- _Task brief_: Restate the data below word for word. Leave the images out.
The input START
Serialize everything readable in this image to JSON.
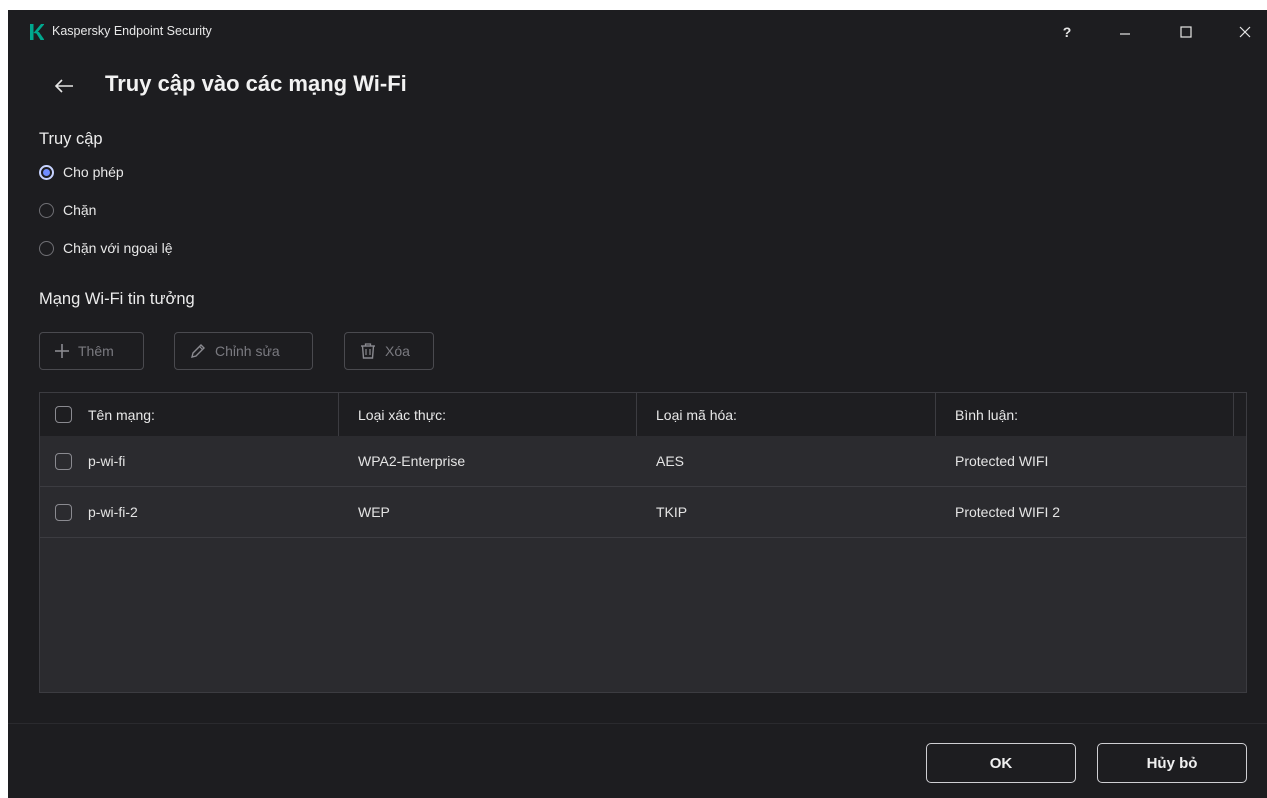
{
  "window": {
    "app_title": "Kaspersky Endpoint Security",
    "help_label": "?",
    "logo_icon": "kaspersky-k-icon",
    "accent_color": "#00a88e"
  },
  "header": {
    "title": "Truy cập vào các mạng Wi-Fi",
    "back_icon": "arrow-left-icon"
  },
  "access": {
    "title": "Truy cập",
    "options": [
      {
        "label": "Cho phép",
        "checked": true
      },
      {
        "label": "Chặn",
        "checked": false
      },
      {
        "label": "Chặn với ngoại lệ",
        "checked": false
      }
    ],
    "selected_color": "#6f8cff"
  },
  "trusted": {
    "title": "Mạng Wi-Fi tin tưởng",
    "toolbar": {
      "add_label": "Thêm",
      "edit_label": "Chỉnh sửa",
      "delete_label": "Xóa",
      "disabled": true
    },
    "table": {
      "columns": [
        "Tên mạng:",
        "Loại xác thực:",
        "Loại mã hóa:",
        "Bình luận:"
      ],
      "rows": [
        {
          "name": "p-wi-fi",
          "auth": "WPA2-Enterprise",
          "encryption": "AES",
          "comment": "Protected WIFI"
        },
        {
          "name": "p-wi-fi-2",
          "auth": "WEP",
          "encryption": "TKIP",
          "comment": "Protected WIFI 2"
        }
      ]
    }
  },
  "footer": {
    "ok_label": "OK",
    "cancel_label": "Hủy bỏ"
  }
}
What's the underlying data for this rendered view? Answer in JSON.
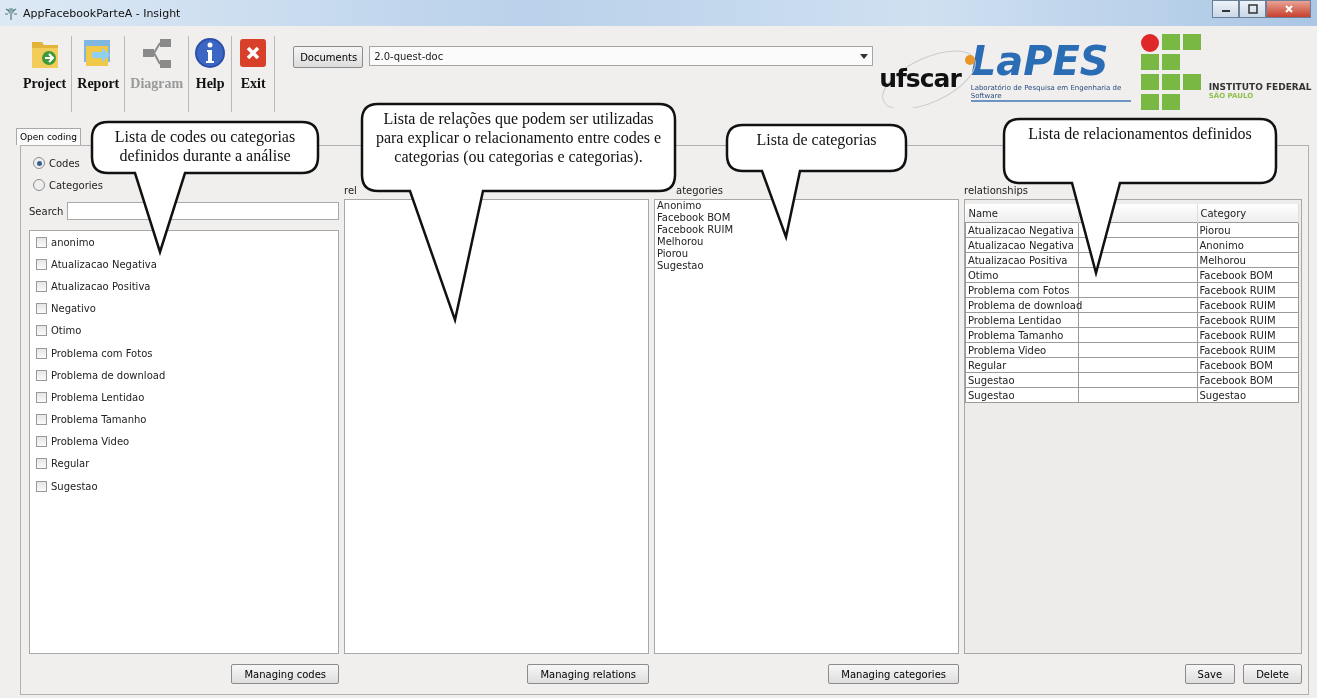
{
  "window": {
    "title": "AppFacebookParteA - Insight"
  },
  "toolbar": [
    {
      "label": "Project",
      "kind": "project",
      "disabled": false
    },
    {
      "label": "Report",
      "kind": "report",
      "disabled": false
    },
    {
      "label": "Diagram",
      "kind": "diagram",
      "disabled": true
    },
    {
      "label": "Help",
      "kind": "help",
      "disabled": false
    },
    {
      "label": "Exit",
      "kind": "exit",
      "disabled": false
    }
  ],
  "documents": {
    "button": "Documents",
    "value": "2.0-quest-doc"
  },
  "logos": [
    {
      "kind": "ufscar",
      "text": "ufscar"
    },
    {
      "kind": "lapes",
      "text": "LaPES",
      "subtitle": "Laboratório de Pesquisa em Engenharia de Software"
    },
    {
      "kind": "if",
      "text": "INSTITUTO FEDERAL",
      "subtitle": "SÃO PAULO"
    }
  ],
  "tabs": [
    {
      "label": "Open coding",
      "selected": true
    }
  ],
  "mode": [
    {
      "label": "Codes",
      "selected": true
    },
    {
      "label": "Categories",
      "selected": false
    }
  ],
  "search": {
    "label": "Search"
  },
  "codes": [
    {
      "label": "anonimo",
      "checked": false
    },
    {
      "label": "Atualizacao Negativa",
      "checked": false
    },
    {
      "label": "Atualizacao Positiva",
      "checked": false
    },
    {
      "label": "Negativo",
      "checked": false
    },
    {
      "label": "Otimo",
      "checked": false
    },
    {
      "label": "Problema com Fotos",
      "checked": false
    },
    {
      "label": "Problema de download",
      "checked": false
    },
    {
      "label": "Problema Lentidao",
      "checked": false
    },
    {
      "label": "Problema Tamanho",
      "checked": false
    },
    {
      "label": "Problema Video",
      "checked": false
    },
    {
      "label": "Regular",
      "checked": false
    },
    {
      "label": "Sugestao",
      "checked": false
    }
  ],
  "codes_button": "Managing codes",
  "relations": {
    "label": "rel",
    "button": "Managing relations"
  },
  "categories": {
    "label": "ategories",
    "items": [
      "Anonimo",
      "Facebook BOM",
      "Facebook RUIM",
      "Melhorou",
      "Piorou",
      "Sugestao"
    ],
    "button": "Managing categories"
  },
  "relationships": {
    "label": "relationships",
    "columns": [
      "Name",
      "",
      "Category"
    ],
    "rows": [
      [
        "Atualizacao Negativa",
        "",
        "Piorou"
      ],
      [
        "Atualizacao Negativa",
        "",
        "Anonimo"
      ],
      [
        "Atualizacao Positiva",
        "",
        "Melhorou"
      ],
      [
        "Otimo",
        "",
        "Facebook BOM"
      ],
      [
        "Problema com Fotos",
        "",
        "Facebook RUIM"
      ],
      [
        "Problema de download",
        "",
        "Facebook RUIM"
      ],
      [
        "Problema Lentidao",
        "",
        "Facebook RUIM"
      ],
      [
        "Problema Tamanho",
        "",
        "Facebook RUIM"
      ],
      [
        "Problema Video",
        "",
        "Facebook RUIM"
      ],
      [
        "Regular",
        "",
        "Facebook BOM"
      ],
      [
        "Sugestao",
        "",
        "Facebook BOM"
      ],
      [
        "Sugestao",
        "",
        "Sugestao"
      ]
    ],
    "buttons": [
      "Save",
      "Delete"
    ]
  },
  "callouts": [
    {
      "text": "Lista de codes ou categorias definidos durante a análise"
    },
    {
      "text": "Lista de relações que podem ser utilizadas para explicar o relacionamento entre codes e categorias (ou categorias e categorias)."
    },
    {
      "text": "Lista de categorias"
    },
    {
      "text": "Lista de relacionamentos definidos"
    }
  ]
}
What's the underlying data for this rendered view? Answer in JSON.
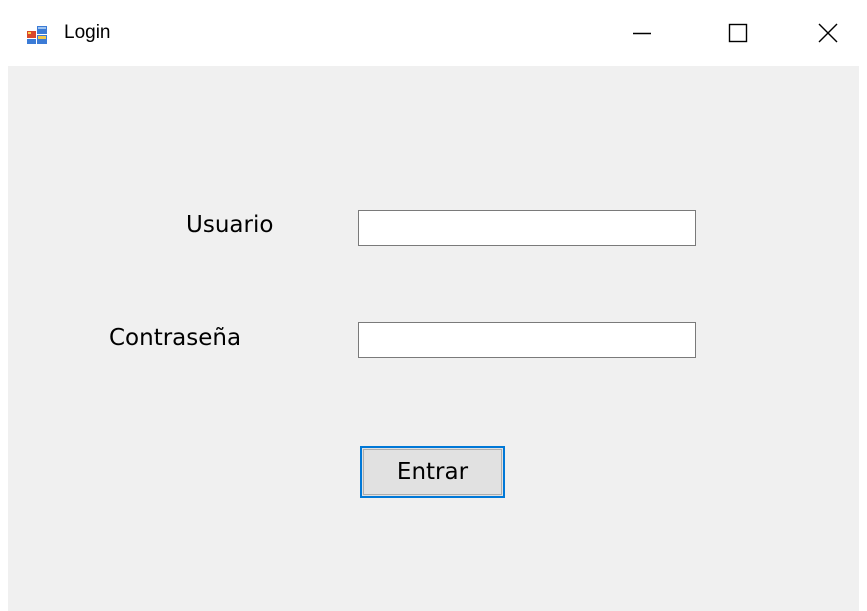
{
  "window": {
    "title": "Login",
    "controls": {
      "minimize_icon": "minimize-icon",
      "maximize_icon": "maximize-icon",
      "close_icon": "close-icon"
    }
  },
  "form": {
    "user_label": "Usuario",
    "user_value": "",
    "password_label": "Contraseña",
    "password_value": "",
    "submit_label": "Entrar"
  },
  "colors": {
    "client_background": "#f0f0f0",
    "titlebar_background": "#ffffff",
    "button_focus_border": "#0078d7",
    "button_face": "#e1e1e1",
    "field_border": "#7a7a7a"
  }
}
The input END
- _The completed task_:
Serialize everything readable in this image to JSON.
{
  "window": {
    "app_title": "Kaspersky Endpoint Security",
    "help_label": "?",
    "logo_icon": "kaspersky-k-icon",
    "accent_color": "#00a88e"
  },
  "header": {
    "title": "Truy cập vào các mạng Wi-Fi",
    "back_icon": "arrow-left-icon"
  },
  "access": {
    "title": "Truy cập",
    "options": [
      {
        "label": "Cho phép",
        "checked": true
      },
      {
        "label": "Chặn",
        "checked": false
      },
      {
        "label": "Chặn với ngoại lệ",
        "checked": false
      }
    ],
    "selected_color": "#6f8cff"
  },
  "trusted": {
    "title": "Mạng Wi-Fi tin tưởng",
    "toolbar": {
      "add_label": "Thêm",
      "edit_label": "Chỉnh sửa",
      "delete_label": "Xóa",
      "disabled": true
    },
    "table": {
      "columns": [
        "Tên mạng:",
        "Loại xác thực:",
        "Loại mã hóa:",
        "Bình luận:"
      ],
      "rows": [
        {
          "name": "p-wi-fi",
          "auth": "WPA2-Enterprise",
          "encryption": "AES",
          "comment": "Protected WIFI"
        },
        {
          "name": "p-wi-fi-2",
          "auth": "WEP",
          "encryption": "TKIP",
          "comment": "Protected WIFI 2"
        }
      ]
    }
  },
  "footer": {
    "ok_label": "OK",
    "cancel_label": "Hủy bỏ"
  }
}
What's the underlying data for this rendered view? Answer in JSON.
{
  "window": {
    "title": "AppFacebookParteA - Insight"
  },
  "toolbar": [
    {
      "label": "Project",
      "kind": "project",
      "disabled": false
    },
    {
      "label": "Report",
      "kind": "report",
      "disabled": false
    },
    {
      "label": "Diagram",
      "kind": "diagram",
      "disabled": true
    },
    {
      "label": "Help",
      "kind": "help",
      "disabled": false
    },
    {
      "label": "Exit",
      "kind": "exit",
      "disabled": false
    }
  ],
  "documents": {
    "button": "Documents",
    "value": "2.0-quest-doc"
  },
  "logos": [
    {
      "kind": "ufscar",
      "text": "ufscar"
    },
    {
      "kind": "lapes",
      "text": "LaPES",
      "subtitle": "Laboratório de Pesquisa em Engenharia de Software"
    },
    {
      "kind": "if",
      "text": "INSTITUTO FEDERAL",
      "subtitle": "SÃO PAULO"
    }
  ],
  "tabs": [
    {
      "label": "Open coding",
      "selected": true
    }
  ],
  "mode": [
    {
      "label": "Codes",
      "selected": true
    },
    {
      "label": "Categories",
      "selected": false
    }
  ],
  "search": {
    "label": "Search"
  },
  "codes": [
    {
      "label": "anonimo",
      "checked": false
    },
    {
      "label": "Atualizacao Negativa",
      "checked": false
    },
    {
      "label": "Atualizacao Positiva",
      "checked": false
    },
    {
      "label": "Negativo",
      "checked": false
    },
    {
      "label": "Otimo",
      "checked": false
    },
    {
      "label": "Problema com Fotos",
      "checked": false
    },
    {
      "label": "Problema de download",
      "checked": false
    },
    {
      "label": "Problema Lentidao",
      "checked": false
    },
    {
      "label": "Problema Tamanho",
      "checked": false
    },
    {
      "label": "Problema Video",
      "checked": false
    },
    {
      "label": "Regular",
      "checked": false
    },
    {
      "label": "Sugestao",
      "checked": false
    }
  ],
  "codes_button": "Managing codes",
  "relations": {
    "label": "rel",
    "button": "Managing relations"
  },
  "categories": {
    "label": "ategories",
    "items": [
      "Anonimo",
      "Facebook BOM",
      "Facebook RUIM",
      "Melhorou",
      "Piorou",
      "Sugestao"
    ],
    "button": "Managing categories"
  },
  "relationships": {
    "label": "relationships",
    "columns": [
      "Name",
      "",
      "Category"
    ],
    "rows": [
      [
        "Atualizacao Negativa",
        "",
        "Piorou"
      ],
      [
        "Atualizacao Negativa",
        "",
        "Anonimo"
      ],
      [
        "Atualizacao Positiva",
        "",
        "Melhorou"
      ],
      [
        "Otimo",
        "",
        "Facebook BOM"
      ],
      [
        "Problema com Fotos",
        "",
        "Facebook RUIM"
      ],
      [
        "Problema de download",
        "",
        "Facebook RUIM"
      ],
      [
        "Problema Lentidao",
        "",
        "Facebook RUIM"
      ],
      [
        "Problema Tamanho",
        "",
        "Facebook RUIM"
      ],
      [
        "Problema Video",
        "",
        "Facebook RUIM"
      ],
      [
        "Regular",
        "",
        "Facebook BOM"
      ],
      [
        "Sugestao",
        "",
        "Facebook BOM"
      ],
      [
        "Sugestao",
        "",
        "Sugestao"
      ]
    ],
    "buttons": [
      "Save",
      "Delete"
    ]
  },
  "callouts": [
    {
      "text": "Lista de codes ou categorias definidos durante a análise"
    },
    {
      "text": "Lista de relações que podem ser utilizadas para explicar o relacionamento entre codes e categorias (ou categorias e categorias)."
    },
    {
      "text": "Lista de categorias"
    },
    {
      "text": "Lista de relacionamentos definidos"
    }
  ]
}
What's the underlying data for this rendered view? Answer in JSON.
{
  "window": {
    "title": "Login",
    "controls": {
      "minimize_icon": "minimize-icon",
      "maximize_icon": "maximize-icon",
      "close_icon": "close-icon"
    }
  },
  "form": {
    "user_label": "Usuario",
    "user_value": "",
    "password_label": "Contraseña",
    "password_value": "",
    "submit_label": "Entrar"
  },
  "colors": {
    "client_background": "#f0f0f0",
    "titlebar_background": "#ffffff",
    "button_focus_border": "#0078d7",
    "button_face": "#e1e1e1",
    "field_border": "#7a7a7a"
  }
}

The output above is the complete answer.